After two days of unconsciousness, he awoke. And to his surprise, when he looked around, he saw a happy dog wagging its tail. After a moment, it dawned on him that the dog wasn’t for eating – it was a pet!

That’s when he knew he’d made it. He was in China.

A River in Darkness Key Idea #6: Even after reaching China, Ishikawa faced a perilous journey back to Japan.

Once he’d recovered from his dramatic escape, Ishikawa contacted the Japanese Red Cross. He told them his life story. The organization was astonished. Ishikawa was the first former Japanese citizen who’d managed to escape North Korea.

They put him in touch with the embassy in Beijing. A week later, his story had been verified. He was cleared to return to Japan! But getting there wasn’t a simple matter.

Ishikawa lived in constant fear. Every knock on the door might be the North Korean secret police. He was given a place to stay, but sleep evaded him.
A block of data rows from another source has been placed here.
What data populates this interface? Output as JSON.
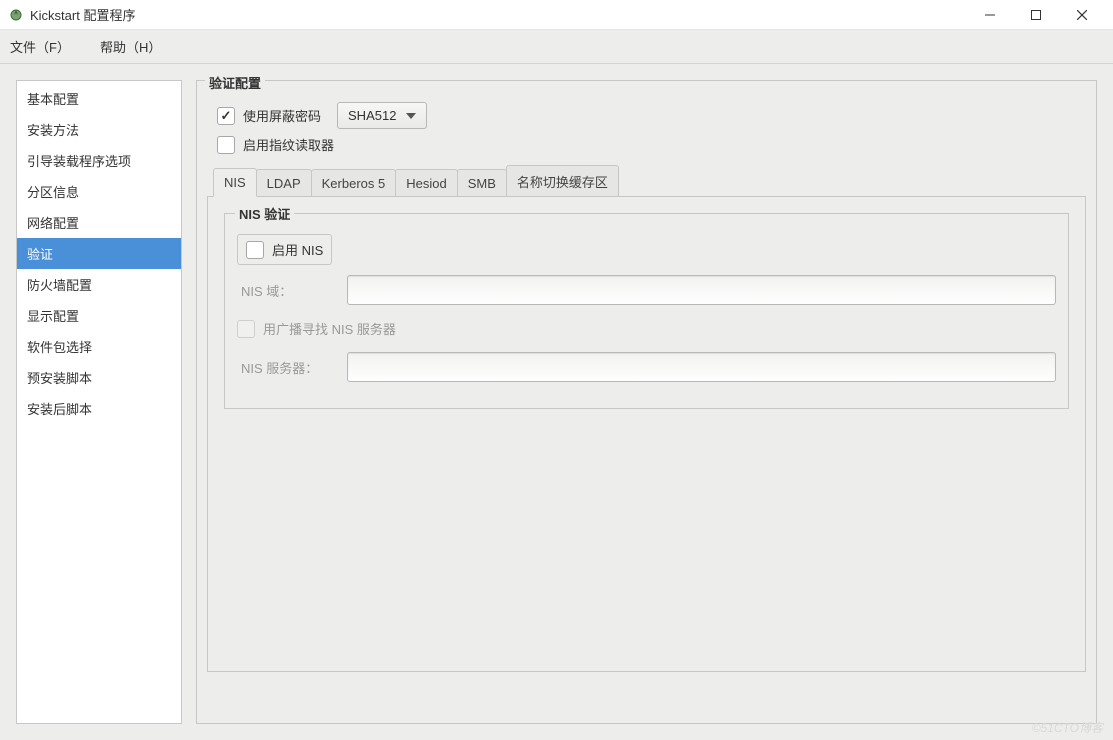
{
  "window": {
    "title": "Kickstart 配置程序"
  },
  "menu": {
    "file": "文件（F）",
    "help": "帮助（H）"
  },
  "sidebar": {
    "items": [
      "基本配置",
      "安装方法",
      "引导装载程序选项",
      "分区信息",
      "网络配置",
      "验证",
      "防火墙配置",
      "显示配置",
      "软件包选择",
      "预安装脚本",
      "安装后脚本"
    ],
    "selected_index": 5
  },
  "panel": {
    "title": "验证配置",
    "shadow_pw_label": "使用屏蔽密码",
    "hash_value": "SHA512",
    "fingerprint_label": "启用指纹读取器"
  },
  "tabs": {
    "items": [
      "NIS",
      "LDAP",
      "Kerberos 5",
      "Hesiod",
      "SMB",
      "名称切换缓存区"
    ],
    "active_index": 0
  },
  "nis": {
    "legend": "NIS 验证",
    "enable_label": "启用 NIS",
    "domain_label": "NIS 域：",
    "broadcast_label": "用广播寻找 NIS 服务器",
    "server_label": "NIS 服务器："
  },
  "watermark": "©51CTO博客"
}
He was tormented by the stories he’d heard of escapees who’d been caught.

Caution was essential. He didn’t leave his room once while waiting for his visa to be approved. Even the maids and cooks in his hotel might be in the pay of the police. He waited five minutes before opening the door after someone had knocked.

Finally, he received a ticket to Japan from Dalian city. But even good news was terrifying. What if the North Koreans had tapped the phone and heard the news, too? Ishikawa insisted on being moved immediately.

The Japanese consul’s wife lent him one of her husbands suits to smuggle him past the police stationed outside the hotel. Leading him into the garage, she told him to crawl through a specially dug tunnel. When he emerged at the other end, he found a car waiting to take him to the airport.

On October 15, 1995, Ishikawa finally arrived back in Japan. It was the first time he’d been on Japanese soil in 36 years.

But assimilating into his new home was difficult. He struggled to adapt to Japanese culture and couldn’t find a job. He lacked employable skills and had to rely on government welfare.

And his past haunted him even when he did make headway. A job with a cleaning company, for example, came to an end once his colleagues started speculating that he was from North Korea. He quit before the authorities could catch up with him.

Isolated and unemployed, he couldn’t send money back to his family. The last letter he received from them informed him that his wife and daughter had died of starvation.

In Review: A River in Darkness Book Summary

The key message in this book summary:

Ishikawa’s family left Japan and moved to North Korea after being promised a better life. But once they arrived, they found themselves trapped in a totalitarian nightmare. They faced endless hardships and the merciless repression of the all-powerful state. In the midst of a famine, Ishikawa hatched a daring escape plan. Back in Japan, he wrote his memoirs – a harrowing chronicle of human suffering and courage.